We also need some kind of definitive invention for protecting sukkos from the rain. Everyone comes up with a different way of covering their sukkah, and with most of them, you invariably end up on a stepstool in the dark, trying to roll up a tarp and having five gallons of water cascade right down your arm, while the person on the other side of the sukkah, who’s supposedly helping you, picks that minute to ask: “Do you have your side yet? I’m all the way at the end.”
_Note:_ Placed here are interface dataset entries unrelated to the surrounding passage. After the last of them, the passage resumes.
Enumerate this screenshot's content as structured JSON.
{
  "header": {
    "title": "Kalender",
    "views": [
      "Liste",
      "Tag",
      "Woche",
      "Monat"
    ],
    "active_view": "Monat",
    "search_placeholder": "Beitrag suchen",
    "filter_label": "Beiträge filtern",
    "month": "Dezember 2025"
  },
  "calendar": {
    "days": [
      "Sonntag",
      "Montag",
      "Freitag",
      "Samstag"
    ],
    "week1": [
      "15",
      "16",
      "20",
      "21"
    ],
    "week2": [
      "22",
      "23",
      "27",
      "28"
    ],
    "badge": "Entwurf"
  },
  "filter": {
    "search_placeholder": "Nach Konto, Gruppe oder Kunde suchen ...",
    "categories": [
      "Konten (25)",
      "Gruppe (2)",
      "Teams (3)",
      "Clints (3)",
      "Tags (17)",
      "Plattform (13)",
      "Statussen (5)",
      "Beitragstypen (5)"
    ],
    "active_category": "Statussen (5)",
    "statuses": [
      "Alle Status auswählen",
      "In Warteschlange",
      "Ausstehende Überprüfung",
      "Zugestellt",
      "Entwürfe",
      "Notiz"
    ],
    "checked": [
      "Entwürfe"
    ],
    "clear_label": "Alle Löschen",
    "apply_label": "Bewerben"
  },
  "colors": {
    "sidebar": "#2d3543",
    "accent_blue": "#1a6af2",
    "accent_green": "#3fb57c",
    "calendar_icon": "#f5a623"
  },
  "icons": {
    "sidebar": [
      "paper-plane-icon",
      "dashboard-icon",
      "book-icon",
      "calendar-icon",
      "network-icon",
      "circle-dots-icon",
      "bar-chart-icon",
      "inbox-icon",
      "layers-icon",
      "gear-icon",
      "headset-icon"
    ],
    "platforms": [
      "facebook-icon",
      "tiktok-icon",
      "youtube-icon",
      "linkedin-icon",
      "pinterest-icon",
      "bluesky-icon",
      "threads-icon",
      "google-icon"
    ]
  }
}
We also need a definitive way of preserving our aravos. When you buy your wife flowers for Shabbos, they sometimes last all the way to Tuesday, but for some reason your aravos are always a laughingstock by the time Chol Hamo’ed comes around. Sometimes they even die before you get them home from the store. The typical guy has no real idea what to do about this, but we each have our own method of preserving our arba minim that’s been handed down to us from our fathers and that’s never actually worked perfectly all the way through the end of Yom Tov, but we do it anyway, because apparently it’s our minhag.
Some people wrap their aravos in wet newspaper and try to stuff them back into their flimsy plastic, while some use silver foil and put them in the fridge, like they do with their Shabbos leftovers. Like they’re going to come across them while they’re rooting around in the fridge Chanukah time and open them up and have no idea what they are. And some people follow their wives’ flower example and put them in a vase with some plant food. But by the end of Yom Tov, all their aravos are brown and missing leaves. Occasionally you see someone with perfectly green aravos on the last day of Yom Tov, and you wonder how he did it. Here’s how: he bought new ones.
So if you have any ideas, you should definitely let me know. I won’t be able to help you fund it, but for a percentage of the profits, I’ll make fun of it in an article.
 Like if all the ropes you used suddenly come lose, you’re going to be able to hold it all one with one hand while driving.